» Data supplied
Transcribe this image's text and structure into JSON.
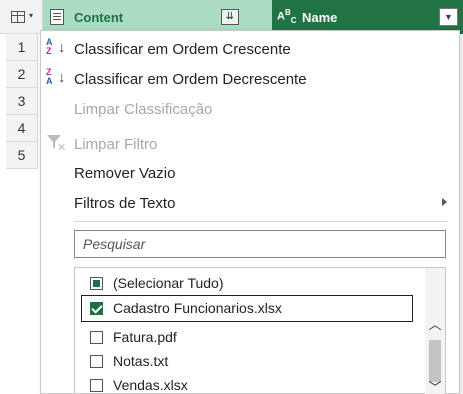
{
  "columns": [
    {
      "label": "Content"
    },
    {
      "label": "Name",
      "type_label": "ABC"
    }
  ],
  "row_numbers": [
    "1",
    "2",
    "3",
    "4",
    "5"
  ],
  "menu": {
    "sort_ascending": "Classificar em Ordem Crescente",
    "sort_descending": "Classificar em Ordem Decrescente",
    "clear_sort": "Limpar Classificação",
    "clear_filter": "Limpar Filtro",
    "remove_empty": "Remover Vazio",
    "text_filters": "Filtros de Texto",
    "search_placeholder": "Pesquisar",
    "filter_items": [
      {
        "label": "(Selecionar Tudo)",
        "state": "partial"
      },
      {
        "label": "Cadastro Funcionarios.xlsx",
        "state": "checked"
      },
      {
        "label": "Fatura.pdf",
        "state": "unchecked"
      },
      {
        "label": "Notas.txt",
        "state": "unchecked"
      },
      {
        "label": "Vendas.xlsx",
        "state": "unchecked"
      }
    ]
  },
  "colors": {
    "name_header_bg": "#217346",
    "content_header_bg": "#a9dcc3",
    "checkbox_accent": "#1f6e45"
  }
}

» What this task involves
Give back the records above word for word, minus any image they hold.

» Response below
Transcribe this image's text and structure into JSON.
{
  "columns": [
    {
      "label": "Content"
    },
    {
      "label": "Name",
      "type_label": "ABC"
    }
  ],
  "row_numbers": [
    "1",
    "2",
    "3",
    "4",
    "5"
  ],
  "menu": {
    "sort_ascending": "Classificar em Ordem Crescente",
    "sort_descending": "Classificar em Ordem Decrescente",
    "clear_sort": "Limpar Classificação",
    "clear_filter": "Limpar Filtro",
    "remove_empty": "Remover Vazio",
    "text_filters": "Filtros de Texto",
    "search_placeholder": "Pesquisar",
    "filter_items": [
      {
        "label": "(Selecionar Tudo)",
        "state": "partial"
      },
      {
        "label": "Cadastro Funcionarios.xlsx",
        "state": "checked"
      },
      {
        "label": "Fatura.pdf",
        "state": "unchecked"
      },
      {
        "label": "Notas.txt",
        "state": "unchecked"
      },
      {
        "label": "Vendas.xlsx",
        "state": "unchecked"
      }
    ]
  },
  "colors": {
    "name_header_bg": "#217346",
    "content_header_bg": "#a9dcc3",
    "checkbox_accent": "#1f6e45"
  }
}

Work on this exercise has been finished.